> _Task to complete_
Print out each entry without alteration, and keep the pictures out.

↓

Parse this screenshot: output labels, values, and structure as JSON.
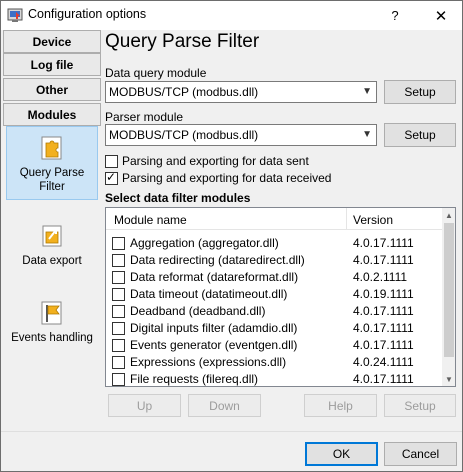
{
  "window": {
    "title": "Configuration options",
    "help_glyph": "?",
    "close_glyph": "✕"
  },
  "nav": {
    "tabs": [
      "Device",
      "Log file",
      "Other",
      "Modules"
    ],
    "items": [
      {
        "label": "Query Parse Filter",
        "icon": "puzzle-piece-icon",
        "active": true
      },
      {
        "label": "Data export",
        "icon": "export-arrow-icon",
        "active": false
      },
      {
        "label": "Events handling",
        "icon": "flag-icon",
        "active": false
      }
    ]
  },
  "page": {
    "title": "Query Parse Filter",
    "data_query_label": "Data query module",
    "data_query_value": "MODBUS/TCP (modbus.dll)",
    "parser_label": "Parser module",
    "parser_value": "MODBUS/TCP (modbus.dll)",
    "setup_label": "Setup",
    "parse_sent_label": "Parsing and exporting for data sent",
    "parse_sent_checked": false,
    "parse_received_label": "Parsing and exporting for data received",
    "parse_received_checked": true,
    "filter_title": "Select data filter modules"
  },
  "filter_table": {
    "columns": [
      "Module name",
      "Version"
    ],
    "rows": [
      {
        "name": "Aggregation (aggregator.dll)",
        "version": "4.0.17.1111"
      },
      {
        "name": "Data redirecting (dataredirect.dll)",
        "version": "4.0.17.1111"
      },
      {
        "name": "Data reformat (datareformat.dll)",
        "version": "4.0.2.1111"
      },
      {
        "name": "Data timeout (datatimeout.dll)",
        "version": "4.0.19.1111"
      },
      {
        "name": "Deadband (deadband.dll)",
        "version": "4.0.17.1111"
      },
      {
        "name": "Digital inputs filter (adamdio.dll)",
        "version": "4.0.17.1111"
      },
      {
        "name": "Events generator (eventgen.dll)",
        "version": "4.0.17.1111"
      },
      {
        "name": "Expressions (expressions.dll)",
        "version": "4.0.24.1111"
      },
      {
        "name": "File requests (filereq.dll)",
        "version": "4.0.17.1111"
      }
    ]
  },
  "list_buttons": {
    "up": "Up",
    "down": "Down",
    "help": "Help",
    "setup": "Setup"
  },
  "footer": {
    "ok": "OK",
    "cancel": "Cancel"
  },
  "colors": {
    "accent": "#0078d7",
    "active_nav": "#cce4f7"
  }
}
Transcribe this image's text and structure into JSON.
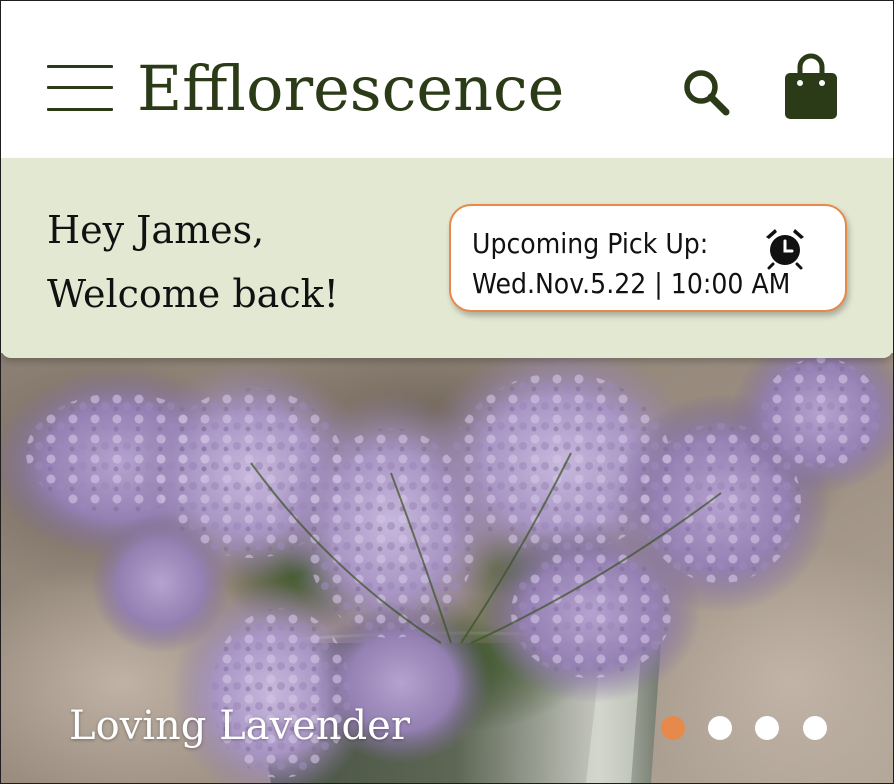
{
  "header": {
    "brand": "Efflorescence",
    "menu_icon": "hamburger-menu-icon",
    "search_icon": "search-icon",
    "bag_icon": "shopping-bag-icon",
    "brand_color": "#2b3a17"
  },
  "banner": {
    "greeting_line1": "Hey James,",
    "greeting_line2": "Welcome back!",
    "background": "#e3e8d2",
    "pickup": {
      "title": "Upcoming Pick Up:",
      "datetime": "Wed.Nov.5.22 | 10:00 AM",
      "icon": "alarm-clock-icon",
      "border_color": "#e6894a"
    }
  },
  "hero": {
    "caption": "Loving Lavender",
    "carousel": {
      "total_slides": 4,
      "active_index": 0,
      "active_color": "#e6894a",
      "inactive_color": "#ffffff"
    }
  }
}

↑

> _Your response_
Parse this screenshot: output labels, values, and structure as JSON.
{
  "window": {
    "title": "Configuration options",
    "help_glyph": "?",
    "close_glyph": "✕"
  },
  "nav": {
    "tabs": [
      "Device",
      "Log file",
      "Other",
      "Modules"
    ],
    "items": [
      {
        "label": "Query Parse Filter",
        "icon": "puzzle-piece-icon",
        "active": true
      },
      {
        "label": "Data export",
        "icon": "export-arrow-icon",
        "active": false
      },
      {
        "label": "Events handling",
        "icon": "flag-icon",
        "active": false
      }
    ]
  },
  "page": {
    "title": "Query Parse Filter",
    "data_query_label": "Data query module",
    "data_query_value": "MODBUS/TCP (modbus.dll)",
    "parser_label": "Parser module",
    "parser_value": "MODBUS/TCP (modbus.dll)",
    "setup_label": "Setup",
    "parse_sent_label": "Parsing and exporting for data sent",
    "parse_sent_checked": false,
    "parse_received_label": "Parsing and exporting for data received",
    "parse_received_checked": true,
    "filter_title": "Select data filter modules"
  },
  "filter_table": {
    "columns": [
      "Module name",
      "Version"
    ],
    "rows": [
      {
        "name": "Aggregation (aggregator.dll)",
        "version": "4.0.17.1111"
      },
      {
        "name": "Data redirecting (dataredirect.dll)",
        "version": "4.0.17.1111"
      },
      {
        "name": "Data reformat (datareformat.dll)",
        "version": "4.0.2.1111"
      },
      {
        "name": "Data timeout (datatimeout.dll)",
        "version": "4.0.19.1111"
      },
      {
        "name": "Deadband (deadband.dll)",
        "version": "4.0.17.1111"
      },
      {
        "name": "Digital inputs filter (adamdio.dll)",
        "version": "4.0.17.1111"
      },
      {
        "name": "Events generator (eventgen.dll)",
        "version": "4.0.17.1111"
      },
      {
        "name": "Expressions (expressions.dll)",
        "version": "4.0.24.1111"
      },
      {
        "name": "File requests (filereq.dll)",
        "version": "4.0.17.1111"
      }
    ]
  },
  "list_buttons": {
    "up": "Up",
    "down": "Down",
    "help": "Help",
    "setup": "Setup"
  },
  "footer": {
    "ok": "OK",
    "cancel": "Cancel"
  },
  "colors": {
    "accent": "#0078d7",
    "active_nav": "#cce4f7"
  }
}
Transcribe this image's text and structure into JSON.
{
  "header": {
    "brand": "Efflorescence",
    "menu_icon": "hamburger-menu-icon",
    "search_icon": "search-icon",
    "bag_icon": "shopping-bag-icon",
    "brand_color": "#2b3a17"
  },
  "banner": {
    "greeting_line1": "Hey James,",
    "greeting_line2": "Welcome back!",
    "background": "#e3e8d2",
    "pickup": {
      "title": "Upcoming Pick Up:",
      "datetime": "Wed.Nov.5.22 | 10:00 AM",
      "icon": "alarm-clock-icon",
      "border_color": "#e6894a"
    }
  },
  "hero": {
    "caption": "Loving Lavender",
    "carousel": {
      "total_slides": 4,
      "active_index": 0,
      "active_color": "#e6894a",
      "inactive_color": "#ffffff"
    }
  }
}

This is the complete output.